And so on...


  1. I think you have a great point. I always find it amazing that even beyond acting in a manner contradictory to people religious beliefs (or so-called 'beliefs') people throughout history have used religion as a justification for some of history’s worst atrocities (i.e. the "children's crusade" in 1212).

    I have a friend, though, who is an evangelical Christian and studying at Moody Bible institute to become a pastor. He has told me on numerous occasions (in sometimes hostile and offensive terms) that I am going to hell for believing in evolution. It pretty much sums up your thing about judging rather than loving. The problem is that part of his religious belief requires him to 'save' my soul, and he is absolutely convinced that my believing in evolution (as a relatively informed human being) will lead to my eternal damnation.

    I think situations like this are a big issue for your argument because Christianity, like most religions, teaches that you need to go out and help people reach heaven, which in reality is the most loving thing to do if you really believe in and eternal heaven and hell. I think this type of teaching necessitates that people approach others with a judgmental attitude. I mean, whose soul are you going to save if you just respect views and actions that are supposedly sinful? I would love more than anything for people to go around respecting other people's opinions and ways of life, and the fact that this isn't the case is one of the biggest reasons that I have grown less and less religious over the years, but I think the truth of the matter is that the emphasis that Christianity and other religions puts on evangelism is going to make it next to impossible for this kind of world to become a reality.

  2. I think the line I disagree with you on is this: "I think this type of teaching necessitates that people approach others with a judgmental attitude."

    If judging someone caused them to change, our world would be perfect, wouldn't it? I mean, we certainly do enough judging. But unfortunately it does not. Instead, it creates dischord and hatred among people of different beliefs...even different beliefs within the Christian community (some Protestants vs. some Catholics, for example).

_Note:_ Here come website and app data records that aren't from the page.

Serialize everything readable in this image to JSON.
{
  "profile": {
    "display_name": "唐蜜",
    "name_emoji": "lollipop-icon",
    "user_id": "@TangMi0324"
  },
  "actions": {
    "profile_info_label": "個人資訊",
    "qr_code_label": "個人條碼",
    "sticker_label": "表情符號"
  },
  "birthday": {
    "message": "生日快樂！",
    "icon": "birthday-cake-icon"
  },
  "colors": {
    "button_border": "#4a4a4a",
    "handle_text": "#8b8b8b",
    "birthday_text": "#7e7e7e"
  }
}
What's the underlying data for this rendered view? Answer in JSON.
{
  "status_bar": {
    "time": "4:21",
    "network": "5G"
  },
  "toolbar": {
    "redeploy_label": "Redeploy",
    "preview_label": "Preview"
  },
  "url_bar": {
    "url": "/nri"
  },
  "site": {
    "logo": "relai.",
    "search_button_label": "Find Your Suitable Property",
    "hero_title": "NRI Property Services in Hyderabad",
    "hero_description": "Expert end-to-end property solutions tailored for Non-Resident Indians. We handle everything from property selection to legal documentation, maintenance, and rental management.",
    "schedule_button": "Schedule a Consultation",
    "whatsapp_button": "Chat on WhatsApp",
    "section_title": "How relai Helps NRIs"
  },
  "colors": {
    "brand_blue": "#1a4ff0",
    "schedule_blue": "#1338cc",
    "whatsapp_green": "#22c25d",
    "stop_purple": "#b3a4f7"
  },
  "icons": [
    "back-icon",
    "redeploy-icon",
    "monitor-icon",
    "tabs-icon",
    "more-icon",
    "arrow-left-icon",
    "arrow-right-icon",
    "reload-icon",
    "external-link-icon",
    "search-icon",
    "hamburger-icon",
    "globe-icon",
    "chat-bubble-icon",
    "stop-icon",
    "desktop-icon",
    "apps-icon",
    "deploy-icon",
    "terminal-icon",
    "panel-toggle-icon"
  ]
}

    Yes, I agree that Jesus called his believers to "preach the Gospel" in all the world. But the question then becomes how best to do it. I don't remember Jesus flatly judging people because of their actions; rather, I remember him eating and spending time with the marginalized and outcast in Jewish society: the prostitutes, tax collectors, lepors, etc. He loved people, and he reached and changed them that way. That makes me think that maybe we should follow his model, and not one of fire and brimstone and judgment.

    Lastly, anyone who tells you that you are going to hell for believing in evolution has a serious misunderstanding of Christian doctrine. Your friend should probably spend a few more years learning these things before he becomes a pastor. Just saying.